----- Data to use
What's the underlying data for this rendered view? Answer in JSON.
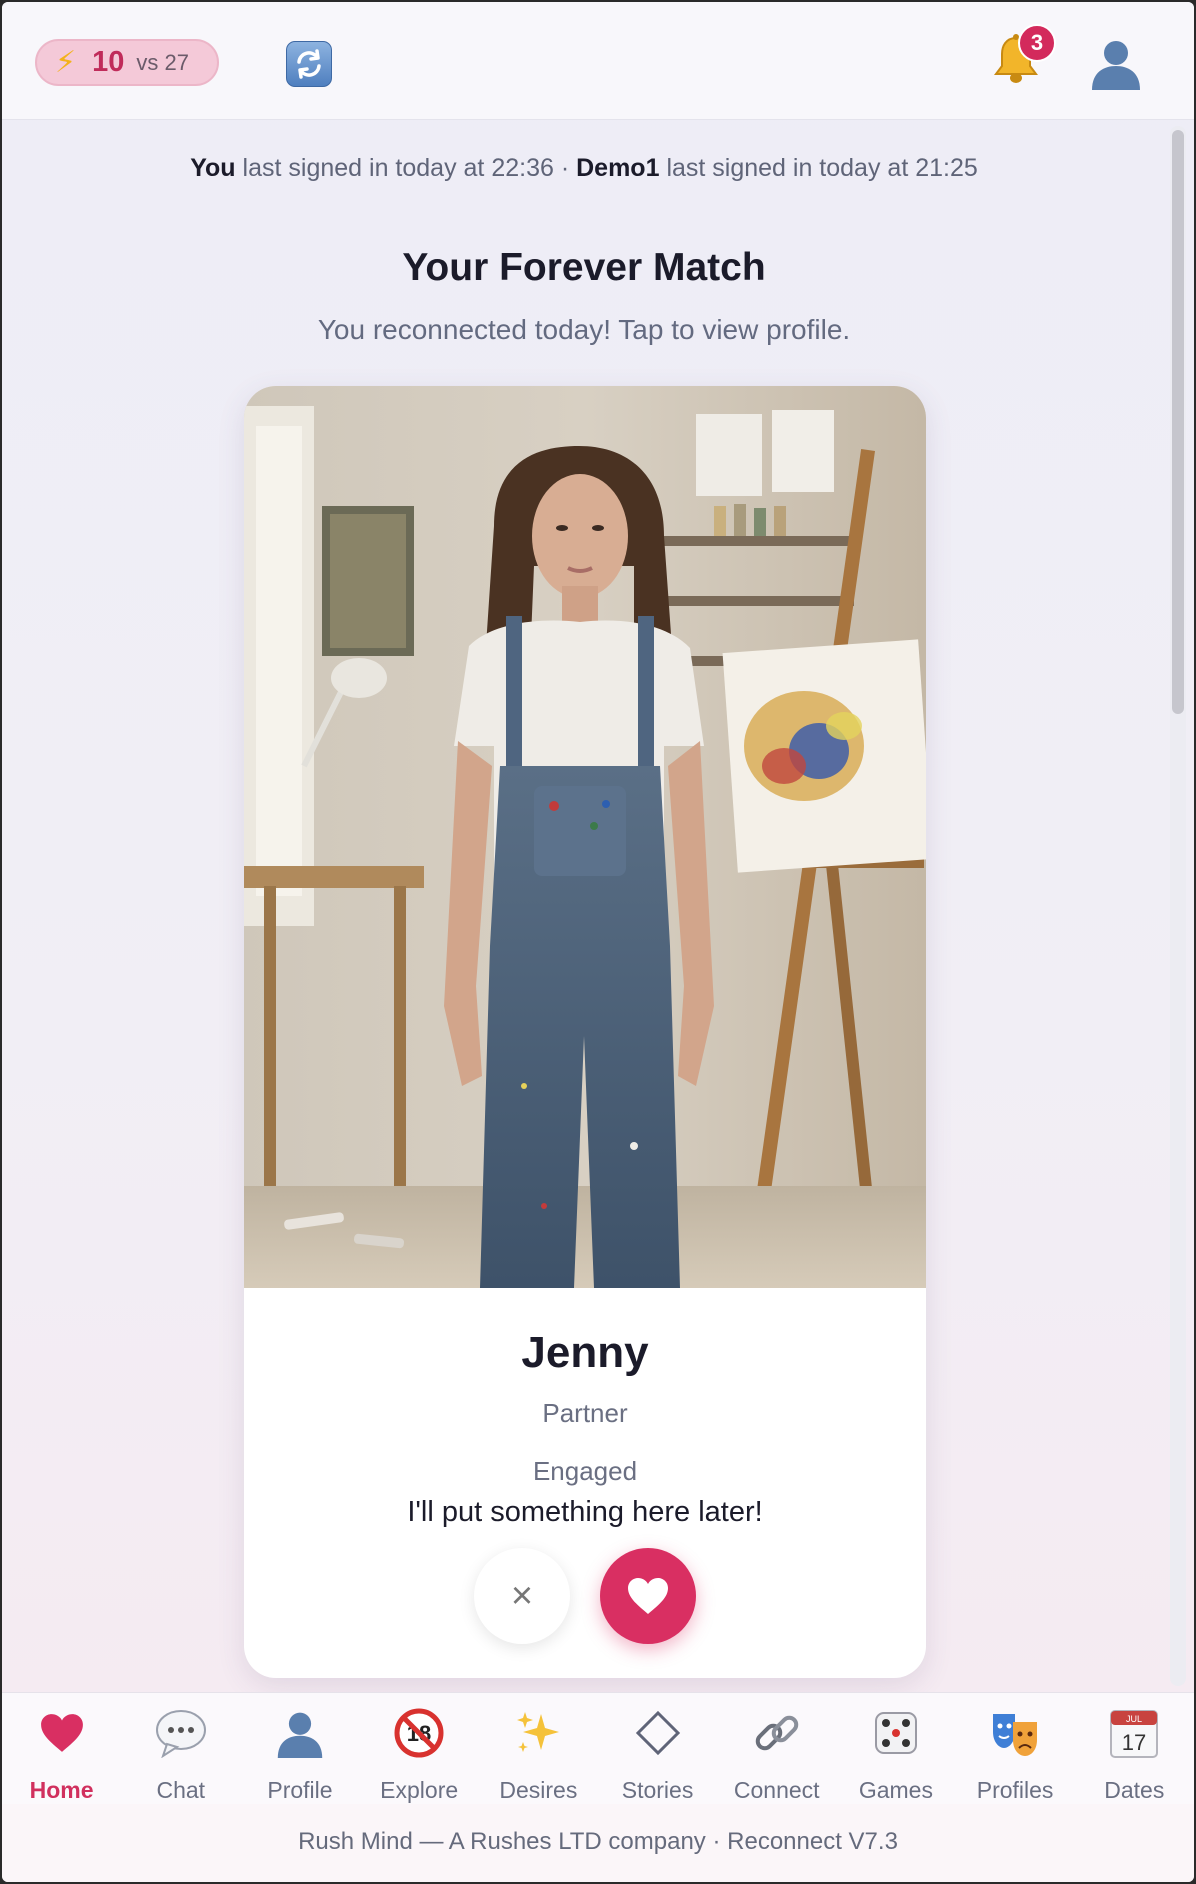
{
  "header": {
    "score": "10",
    "vs": "vs 27",
    "notifications_count": "3"
  },
  "signin": {
    "you": "You",
    "you_text": "last signed in today at 22:36",
    "separator": "·",
    "partner": "Demo1",
    "partner_text": "last signed in today at 21:25"
  },
  "main": {
    "title": "Your Forever Match",
    "subtitle": "You reconnected today! Tap to view profile."
  },
  "card": {
    "name": "Jenny",
    "role": "Partner",
    "status": "Engaged",
    "bio": "I'll put something here later!",
    "dismiss_label": "×"
  },
  "nav": {
    "items": [
      {
        "label": "Home",
        "icon": "heart-icon"
      },
      {
        "label": "Chat",
        "icon": "speech-bubble-icon"
      },
      {
        "label": "Profile",
        "icon": "user-icon"
      },
      {
        "label": "Explore",
        "icon": "no-under-18-icon"
      },
      {
        "label": "Desires",
        "icon": "sparkles-icon"
      },
      {
        "label": "Stories",
        "icon": "diamond-icon"
      },
      {
        "label": "Connect",
        "icon": "link-icon"
      },
      {
        "label": "Games",
        "icon": "dice-icon"
      },
      {
        "label": "Profiles",
        "icon": "theater-masks-icon"
      },
      {
        "label": "Dates",
        "icon": "calendar-icon"
      }
    ],
    "calendar_month": "JUL",
    "calendar_day": "17"
  },
  "footer": {
    "text": "Rush Mind — A Rushes LTD company · Reconnect V7.3"
  },
  "colors": {
    "accent": "#d92f62",
    "pill_bg": "#f4c9d8",
    "text_muted": "#636a80"
  }
}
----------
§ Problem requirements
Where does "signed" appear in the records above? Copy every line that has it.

§ Final answer
    "you_text": "last signed in today at 22:36",
    "partner_text": "last signed in today at 21:25"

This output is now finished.